• What the task asks
Nothing but the records, repeated word for word and free of pictures, belongs in the answer.

• Given records
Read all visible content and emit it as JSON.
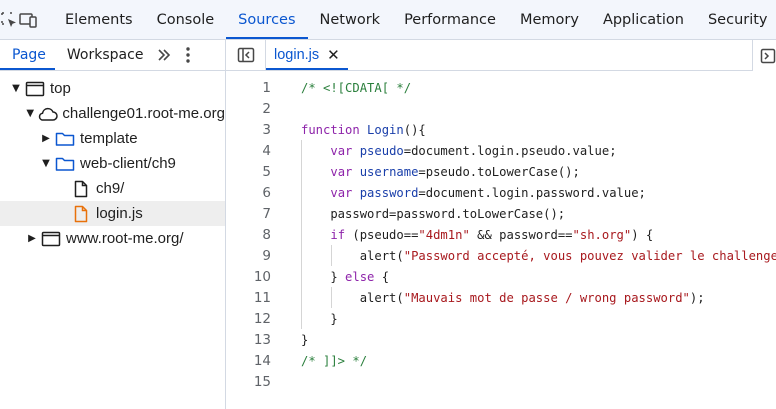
{
  "toolbar": {
    "tabs": [
      "Elements",
      "Console",
      "Sources",
      "Network",
      "Performance",
      "Memory",
      "Application",
      "Security"
    ],
    "active_tab": "Sources"
  },
  "navigator": {
    "tabs": [
      "Page",
      "Workspace"
    ],
    "more": "»",
    "tree": [
      {
        "label": "top",
        "depth": 0,
        "icon": "frame-icon",
        "arrow": "▼"
      },
      {
        "label": "challenge01.root-me.org",
        "depth": 1,
        "icon": "cloud-icon",
        "arrow": "▼"
      },
      {
        "label": "template",
        "depth": 2,
        "icon": "folder-icon",
        "arrow": "▶"
      },
      {
        "label": "web-client/ch9",
        "depth": 2,
        "icon": "folder-icon",
        "arrow": "▼"
      },
      {
        "label": "ch9/",
        "depth": 3,
        "icon": "document-icon",
        "arrow": ""
      },
      {
        "label": "login.js",
        "depth": 3,
        "icon": "js-file-icon",
        "arrow": "",
        "selected": true
      },
      {
        "label": "www.root-me.org/",
        "depth": 1,
        "icon": "frame-icon",
        "arrow": "▶"
      }
    ]
  },
  "editor": {
    "file_tab": "login.js",
    "close_glyph": "✕",
    "lines": [
      {
        "n": "1",
        "tokens": [
          [
            "c",
            "/* <![CDATA[ */"
          ]
        ]
      },
      {
        "n": "2",
        "tokens": []
      },
      {
        "n": "3",
        "tokens": [
          [
            "k",
            "function "
          ],
          [
            "v",
            "Login"
          ],
          [
            "p",
            "(){"
          ]
        ]
      },
      {
        "n": "4",
        "tokens": [
          [
            "p",
            "    "
          ],
          [
            "k",
            "var "
          ],
          [
            "v",
            "pseudo"
          ],
          [
            "p",
            "=document.login.pseudo.value;"
          ]
        ]
      },
      {
        "n": "5",
        "tokens": [
          [
            "p",
            "    "
          ],
          [
            "k",
            "var "
          ],
          [
            "v",
            "username"
          ],
          [
            "p",
            "=pseudo.toLowerCase();"
          ]
        ]
      },
      {
        "n": "6",
        "tokens": [
          [
            "p",
            "    "
          ],
          [
            "k",
            "var "
          ],
          [
            "v",
            "password"
          ],
          [
            "p",
            "=document.login.password.value;"
          ]
        ]
      },
      {
        "n": "7",
        "tokens": [
          [
            "p",
            "    password=password.toLowerCase();"
          ]
        ]
      },
      {
        "n": "8",
        "tokens": [
          [
            "p",
            "    "
          ],
          [
            "k",
            "if "
          ],
          [
            "p",
            "(pseudo=="
          ],
          [
            "s",
            "\"4dm1n\""
          ],
          [
            "p",
            " && password=="
          ],
          [
            "s",
            "\"sh.org\""
          ],
          [
            "p",
            ") {"
          ]
        ]
      },
      {
        "n": "9",
        "tokens": [
          [
            "p",
            "        alert("
          ],
          [
            "s",
            "\"Password accepté, vous pouvez valider le challenge avec ce mot de passe.\\nYou an validate the challenge using this password.\""
          ],
          [
            "p",
            ");"
          ]
        ]
      },
      {
        "n": "10",
        "tokens": [
          [
            "p",
            "    } "
          ],
          [
            "k",
            "else "
          ],
          [
            "p",
            "{"
          ]
        ]
      },
      {
        "n": "11",
        "tokens": [
          [
            "p",
            "        alert("
          ],
          [
            "s",
            "\"Mauvais mot de passe / wrong password\""
          ],
          [
            "p",
            ");"
          ]
        ]
      },
      {
        "n": "12",
        "tokens": [
          [
            "p",
            "    }"
          ]
        ]
      },
      {
        "n": "13",
        "tokens": [
          [
            "p",
            "}"
          ]
        ]
      },
      {
        "n": "14",
        "tokens": [
          [
            "c",
            "/* ]]> */"
          ]
        ]
      },
      {
        "n": "15",
        "tokens": []
      }
    ]
  },
  "colors": {
    "accent": "#0b57d0",
    "keyword": "#8e24aa",
    "string": "#a8191e",
    "comment": "#2a7f3c",
    "variable": "#1a3faa",
    "js_file": "#e8710a"
  }
}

• Exercise result
Read all visible content and emit it as JSON.
{
  "toolbar": {
    "tabs": [
      "Elements",
      "Console",
      "Sources",
      "Network",
      "Performance",
      "Memory",
      "Application",
      "Security"
    ],
    "active_tab": "Sources"
  },
  "navigator": {
    "tabs": [
      "Page",
      "Workspace"
    ],
    "more": "»",
    "tree": [
      {
        "label": "top",
        "depth": 0,
        "icon": "frame-icon",
        "arrow": "▼"
      },
      {
        "label": "challenge01.root-me.org",
        "depth": 1,
        "icon": "cloud-icon",
        "arrow": "▼"
      },
      {
        "label": "template",
        "depth": 2,
        "icon": "folder-icon",
        "arrow": "▶"
      },
      {
        "label": "web-client/ch9",
        "depth": 2,
        "icon": "folder-icon",
        "arrow": "▼"
      },
      {
        "label": "ch9/",
        "depth": 3,
        "icon": "document-icon",
        "arrow": ""
      },
      {
        "label": "login.js",
        "depth": 3,
        "icon": "js-file-icon",
        "arrow": "",
        "selected": true
      },
      {
        "label": "www.root-me.org/",
        "depth": 1,
        "icon": "frame-icon",
        "arrow": "▶"
      }
    ]
  },
  "editor": {
    "file_tab": "login.js",
    "close_glyph": "✕",
    "lines": [
      {
        "n": "1",
        "tokens": [
          [
            "c",
            "/* <![CDATA[ */"
          ]
        ]
      },
      {
        "n": "2",
        "tokens": []
      },
      {
        "n": "3",
        "tokens": [
          [
            "k",
            "function "
          ],
          [
            "v",
            "Login"
          ],
          [
            "p",
            "(){"
          ]
        ]
      },
      {
        "n": "4",
        "tokens": [
          [
            "p",
            "    "
          ],
          [
            "k",
            "var "
          ],
          [
            "v",
            "pseudo"
          ],
          [
            "p",
            "=document.login.pseudo.value;"
          ]
        ]
      },
      {
        "n": "5",
        "tokens": [
          [
            "p",
            "    "
          ],
          [
            "k",
            "var "
          ],
          [
            "v",
            "username"
          ],
          [
            "p",
            "=pseudo.toLowerCase();"
          ]
        ]
      },
      {
        "n": "6",
        "tokens": [
          [
            "p",
            "    "
          ],
          [
            "k",
            "var "
          ],
          [
            "v",
            "password"
          ],
          [
            "p",
            "=document.login.password.value;"
          ]
        ]
      },
      {
        "n": "7",
        "tokens": [
          [
            "p",
            "    password=password.toLowerCase();"
          ]
        ]
      },
      {
        "n": "8",
        "tokens": [
          [
            "p",
            "    "
          ],
          [
            "k",
            "if "
          ],
          [
            "p",
            "(pseudo=="
          ],
          [
            "s",
            "\"4dm1n\""
          ],
          [
            "p",
            " && password=="
          ],
          [
            "s",
            "\"sh.org\""
          ],
          [
            "p",
            ") {"
          ]
        ]
      },
      {
        "n": "9",
        "tokens": [
          [
            "p",
            "        alert("
          ],
          [
            "s",
            "\"Password accepté, vous pouvez valider le challenge avec ce mot de passe.\\nYou an validate the challenge using this password.\""
          ],
          [
            "p",
            ");"
          ]
        ]
      },
      {
        "n": "10",
        "tokens": [
          [
            "p",
            "    } "
          ],
          [
            "k",
            "else "
          ],
          [
            "p",
            "{"
          ]
        ]
      },
      {
        "n": "11",
        "tokens": [
          [
            "p",
            "        alert("
          ],
          [
            "s",
            "\"Mauvais mot de passe / wrong password\""
          ],
          [
            "p",
            ");"
          ]
        ]
      },
      {
        "n": "12",
        "tokens": [
          [
            "p",
            "    }"
          ]
        ]
      },
      {
        "n": "13",
        "tokens": [
          [
            "p",
            "}"
          ]
        ]
      },
      {
        "n": "14",
        "tokens": [
          [
            "c",
            "/* ]]> */"
          ]
        ]
      },
      {
        "n": "15",
        "tokens": []
      }
    ]
  },
  "colors": {
    "accent": "#0b57d0",
    "keyword": "#8e24aa",
    "string": "#a8191e",
    "comment": "#2a7f3c",
    "variable": "#1a3faa",
    "js_file": "#e8710a"
  }
}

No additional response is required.